Here Are Five Practical Ways to Support a Grieving Parent


It’s oh, so hard to know what to do when you are watching a heart break.

You want to reach out and make it better, make the pain go away, make a difference.  But it seems like nothing you can do will matter much in the face of such a huge loss.

While it’s true that you cannot “fix”  the brokenness in a bereaved parent’s life, there are some very important and practical ways you can support them in their grief.

Read the rest here: https://thelifeididntchoose.com/2017/04/20/five-practical-ways-to-support-grieving-parent/

Start By Showing Up

Yesterday was the sixth anniversary of Dominic running ahead to Heaven. I spent a portion of the day thinking about all the people who ministered to our family in those first days and weeks.

What a difference they made!

When our hearts were full of sorrow, they helped us bear the burden. When we couldn’t think straight and make important decisions they came alongside and guided us through. When the dark closed in around us, they held our hands and held a light.

If you want to know what to do when someone you love is thrust into a life they didn’t choose, show up.

You don’t have to be perfect, you just have to be present.

This weekend another family joined the ranks of the bereaved. 

A beloved son left for heaven in a car accident.

The mama’s best friend messaged to ask what she could do to help this newly broken heart.

Read the rest here: https://thelifeididntchoose.com/2018/04/05/what-can-i-do-show-up/

Offering Space Instead of “Fixing”

The world is upside down and inside out and hearts are hurting.

Suddenly everyone knows what it’s like to be stuck in an alternate reality, hoping, hoping, hoping that one morning they will wake up and find it untrue.

When the sun rises day after day after day and nothing changes, it’s oh, so easy to give up hope. And when unhelpful words are tossed at fragile hearts it adds to the burden.

What I say and how I say it (especially NOW) makes a difference.

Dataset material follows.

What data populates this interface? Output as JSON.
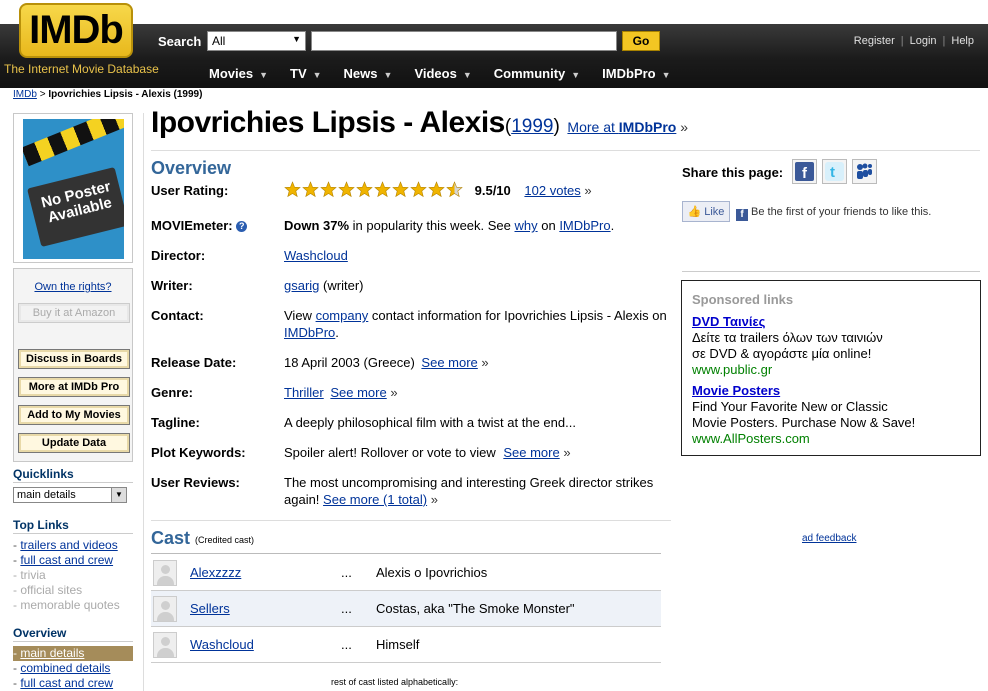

It can be the difference between going on or letting go.

❤ Melanie

I didn’t realize until I was the person who needed comforting how unhelpful and sometimes painful my own past comments were to my suffering friends and family.

There are many important and necessary conversations going on right now about how we talk to and talk about our fellow humans.  I’m thankful folks are learning that words are rarely (ever?) neutral.

They build up or tear down. 

And we are responsible for them.

Read the rest here: https://thelifeididntchoose.com/2019/04/01/instead-of-fixing-offer-space-to-share/

Oh, To Be Understood! What a Blessing.

Today I’ll toss all the random bits and pieces I’ve assembled for this weekend’s retreat into my car and drive away.

I’m always a little nervous until I’m far enough down the road that turning back isn’t a realistic option.

Even though this is the third retreat in the same place with some of the same moms (plus some new ones) I always fret over whether or not the message God gave me is the one that will bless their hearts.

But I have to trust in this as in all things and keep moving.

One thing that is always, always, always a blessing-Every. Single. Time.-is the compassionate companionship of women who, like me, know what it is to bury a child.

I try to encourage every heart that might even think about joining us with this: you can be yourself.

No mask*No filter*No worrying about whether or not your tears will upset the person next to you*No wondering if your questions or queries or doubts will be considered a failure of faith*No need to hide the ugly truth that child loss is awful and time does NOT heal all wounds.

There’s nothing magical about this retreat or these moms.

It’s simply a shared experience, a shared commitment to transparency and a shared trust in the Word of God that makes our time together fruitful, strengthening and restorative.

So if you have an opportunity to join or create a small group in your neck of the woods, centered on the truth of who God is, founded on the principle of transparent sharing and committed to creating a safe space where masks are unnecessary-go for it!

You will never be sorry you did.